Accurate DPCs support operational efficiencies from the beginning of the scheduling process through to billing. With updated DPCs and accurate scheduling there is an improved likelihood of optimizing inventory2. When a DPC pick list is referenced, the surgical case carts can be accurately pulled prior to the case, ensuring the right supplies are ready for use. Confidence that the necessary supplies are available supports avoiding procedure cancellations, delayed on-time starts and lengthy turnover time. DPC accuracy assures the correct supplies are available on each individual case cart and reduces the amount of supplies returned for re-stocking or wasted in the OR. Eliminating this type of waste not only saves money, but it improves teamwork and employee satisfaction.

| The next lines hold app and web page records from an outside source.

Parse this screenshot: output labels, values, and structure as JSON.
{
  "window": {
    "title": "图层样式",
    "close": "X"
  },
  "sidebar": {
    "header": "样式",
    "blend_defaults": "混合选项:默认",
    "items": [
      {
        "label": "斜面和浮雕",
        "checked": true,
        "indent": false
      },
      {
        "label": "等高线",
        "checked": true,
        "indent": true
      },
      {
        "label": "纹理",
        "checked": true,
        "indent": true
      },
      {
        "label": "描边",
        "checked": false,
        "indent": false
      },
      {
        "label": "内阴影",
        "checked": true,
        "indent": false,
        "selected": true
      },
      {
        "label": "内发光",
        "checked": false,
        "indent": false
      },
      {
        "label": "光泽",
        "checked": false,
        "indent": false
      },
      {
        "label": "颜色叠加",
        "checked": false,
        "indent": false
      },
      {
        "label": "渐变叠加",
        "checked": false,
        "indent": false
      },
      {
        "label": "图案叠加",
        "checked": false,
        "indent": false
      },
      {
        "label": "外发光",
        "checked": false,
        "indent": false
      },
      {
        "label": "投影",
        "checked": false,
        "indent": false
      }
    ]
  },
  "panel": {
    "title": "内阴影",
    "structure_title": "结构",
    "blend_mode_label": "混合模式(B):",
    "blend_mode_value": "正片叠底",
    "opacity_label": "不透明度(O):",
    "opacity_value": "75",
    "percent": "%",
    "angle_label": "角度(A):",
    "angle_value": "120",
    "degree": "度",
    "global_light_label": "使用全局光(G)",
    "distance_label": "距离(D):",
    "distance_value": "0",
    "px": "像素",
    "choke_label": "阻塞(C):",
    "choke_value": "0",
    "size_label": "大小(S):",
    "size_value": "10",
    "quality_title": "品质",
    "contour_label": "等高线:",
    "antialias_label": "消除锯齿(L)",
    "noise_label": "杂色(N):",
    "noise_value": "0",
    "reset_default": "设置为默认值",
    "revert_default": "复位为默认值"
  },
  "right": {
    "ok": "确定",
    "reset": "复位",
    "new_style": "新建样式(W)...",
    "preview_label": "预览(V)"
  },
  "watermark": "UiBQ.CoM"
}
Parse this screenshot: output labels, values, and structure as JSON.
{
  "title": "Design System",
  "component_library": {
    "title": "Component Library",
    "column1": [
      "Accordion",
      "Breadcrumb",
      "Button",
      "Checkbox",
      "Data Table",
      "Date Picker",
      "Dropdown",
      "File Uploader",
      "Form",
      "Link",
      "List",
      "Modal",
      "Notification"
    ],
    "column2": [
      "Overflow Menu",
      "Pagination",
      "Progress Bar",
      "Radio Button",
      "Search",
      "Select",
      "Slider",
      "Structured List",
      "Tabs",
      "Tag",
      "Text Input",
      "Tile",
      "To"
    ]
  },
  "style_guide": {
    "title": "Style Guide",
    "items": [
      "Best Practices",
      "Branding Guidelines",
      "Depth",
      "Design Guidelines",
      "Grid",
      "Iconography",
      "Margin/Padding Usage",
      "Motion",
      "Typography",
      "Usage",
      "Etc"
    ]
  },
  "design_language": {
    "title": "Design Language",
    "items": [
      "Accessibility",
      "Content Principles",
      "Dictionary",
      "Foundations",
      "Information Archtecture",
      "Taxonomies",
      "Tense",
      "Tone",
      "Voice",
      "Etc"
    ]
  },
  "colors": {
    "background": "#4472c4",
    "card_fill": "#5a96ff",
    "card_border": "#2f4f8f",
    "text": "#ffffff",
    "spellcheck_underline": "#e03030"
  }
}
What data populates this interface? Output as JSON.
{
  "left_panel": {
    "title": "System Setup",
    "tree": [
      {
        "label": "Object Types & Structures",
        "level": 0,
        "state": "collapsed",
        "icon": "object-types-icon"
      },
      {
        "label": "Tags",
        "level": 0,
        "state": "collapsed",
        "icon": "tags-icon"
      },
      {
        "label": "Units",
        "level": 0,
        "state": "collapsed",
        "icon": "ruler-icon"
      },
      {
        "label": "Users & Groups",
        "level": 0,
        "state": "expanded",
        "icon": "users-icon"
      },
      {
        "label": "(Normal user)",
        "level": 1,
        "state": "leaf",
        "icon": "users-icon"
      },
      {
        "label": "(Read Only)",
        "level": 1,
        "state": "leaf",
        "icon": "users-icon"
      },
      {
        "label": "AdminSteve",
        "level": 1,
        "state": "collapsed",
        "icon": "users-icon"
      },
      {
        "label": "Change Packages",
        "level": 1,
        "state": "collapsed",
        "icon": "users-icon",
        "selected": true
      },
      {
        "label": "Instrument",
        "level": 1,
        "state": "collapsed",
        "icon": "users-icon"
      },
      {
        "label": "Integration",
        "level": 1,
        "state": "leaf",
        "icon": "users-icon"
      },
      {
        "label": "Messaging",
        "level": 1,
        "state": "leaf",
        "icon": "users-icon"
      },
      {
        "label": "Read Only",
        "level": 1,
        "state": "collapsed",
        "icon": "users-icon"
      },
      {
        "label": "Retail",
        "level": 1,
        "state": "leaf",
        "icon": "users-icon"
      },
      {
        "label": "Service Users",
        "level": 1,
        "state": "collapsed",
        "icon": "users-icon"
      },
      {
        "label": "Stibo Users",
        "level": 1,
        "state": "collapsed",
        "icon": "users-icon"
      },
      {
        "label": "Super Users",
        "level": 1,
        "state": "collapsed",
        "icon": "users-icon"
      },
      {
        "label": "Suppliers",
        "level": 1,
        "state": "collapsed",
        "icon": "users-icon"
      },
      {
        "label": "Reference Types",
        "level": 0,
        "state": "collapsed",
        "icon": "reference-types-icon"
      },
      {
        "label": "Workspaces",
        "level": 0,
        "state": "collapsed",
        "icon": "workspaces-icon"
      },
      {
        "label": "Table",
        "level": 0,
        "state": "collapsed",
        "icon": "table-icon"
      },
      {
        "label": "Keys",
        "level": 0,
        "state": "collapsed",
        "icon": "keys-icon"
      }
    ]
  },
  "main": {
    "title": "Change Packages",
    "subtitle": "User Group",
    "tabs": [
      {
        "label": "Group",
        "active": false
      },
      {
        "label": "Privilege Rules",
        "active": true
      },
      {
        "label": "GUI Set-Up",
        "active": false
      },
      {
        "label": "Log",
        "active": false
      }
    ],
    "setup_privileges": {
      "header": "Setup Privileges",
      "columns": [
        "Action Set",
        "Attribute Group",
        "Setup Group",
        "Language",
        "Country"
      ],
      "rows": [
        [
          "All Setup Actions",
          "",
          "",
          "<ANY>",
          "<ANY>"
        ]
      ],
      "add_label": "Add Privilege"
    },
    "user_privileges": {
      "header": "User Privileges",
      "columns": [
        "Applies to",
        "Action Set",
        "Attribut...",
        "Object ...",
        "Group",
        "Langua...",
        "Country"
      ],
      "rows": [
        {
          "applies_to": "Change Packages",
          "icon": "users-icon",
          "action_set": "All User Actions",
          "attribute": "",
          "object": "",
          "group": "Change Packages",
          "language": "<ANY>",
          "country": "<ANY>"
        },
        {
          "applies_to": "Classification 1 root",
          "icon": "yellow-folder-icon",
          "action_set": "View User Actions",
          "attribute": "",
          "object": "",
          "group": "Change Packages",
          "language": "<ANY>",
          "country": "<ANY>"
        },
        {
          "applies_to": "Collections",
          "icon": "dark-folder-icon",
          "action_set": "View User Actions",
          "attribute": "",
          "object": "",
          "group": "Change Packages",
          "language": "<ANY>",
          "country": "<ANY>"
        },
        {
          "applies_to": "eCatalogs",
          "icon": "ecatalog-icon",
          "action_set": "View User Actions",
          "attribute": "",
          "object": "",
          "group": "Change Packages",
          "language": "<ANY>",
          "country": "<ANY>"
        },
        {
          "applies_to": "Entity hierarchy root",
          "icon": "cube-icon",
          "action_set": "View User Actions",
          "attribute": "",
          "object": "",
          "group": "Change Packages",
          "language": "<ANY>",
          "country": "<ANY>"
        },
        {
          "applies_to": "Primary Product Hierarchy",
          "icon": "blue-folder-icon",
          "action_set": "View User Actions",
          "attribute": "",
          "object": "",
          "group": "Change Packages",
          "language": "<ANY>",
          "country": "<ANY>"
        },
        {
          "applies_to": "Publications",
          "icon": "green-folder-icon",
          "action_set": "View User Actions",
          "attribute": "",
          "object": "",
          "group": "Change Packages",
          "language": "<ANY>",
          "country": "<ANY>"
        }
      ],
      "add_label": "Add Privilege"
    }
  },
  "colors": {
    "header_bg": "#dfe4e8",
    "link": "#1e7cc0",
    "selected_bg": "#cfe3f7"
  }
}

Development and implementation of a DPC maintenance process is critical to the accuracy and completeness of what is opened and used for every surgery. Collaboration between all members of the surgical team, supply chain, surgeons and anesthesiologist are crucial to an effective and safe process. An improved process for maintaining DPCs will enhance operational and financial benefits, improve surgeon satisfaction, support a culture of safety within the OR, and promote the competency of all surgical services staff for the department!
At Empiric Health, we know that Doctor Preference Card accuracy and optimization is crucial to identifying and reducing unwarranted clinical variation in surgery. By optimizing workflows that promote staff engagement, one of our clients identified over $2.5 million worth of supplies that were unnecessary during the initial phase of preference card clean-up. In addition, they found $1.3 million more in the 2nd year by implementing a defined process.
Are Doctor Preference Cards being optimized in your Operating Room? Have you explored the value of the difference between a preference card and a procedure card? To continue the conversation, email us at firstname.lastname@example.org or learn more about what we do at www.empirichealth.com.
Preference Card Management: Improving Clinical Efficiency and Patient Care; research study and CME provided by Cardinal Health (2012)
Schmidt, R. N., Posteraro, R. H., & Lopez, M. (2019). Reducing Waste in the Operating Room through Inventory-Based Supply Chain Optimization. Journal of Business & Behavioral Sciences, 31(1), 74–83. Retrieved from https://search-ebscohost-com.chamberlainuniversity.idm.oclc.org/login.aspx?direct=true&db=bth&AN=137227632&site=eds-live&scope=site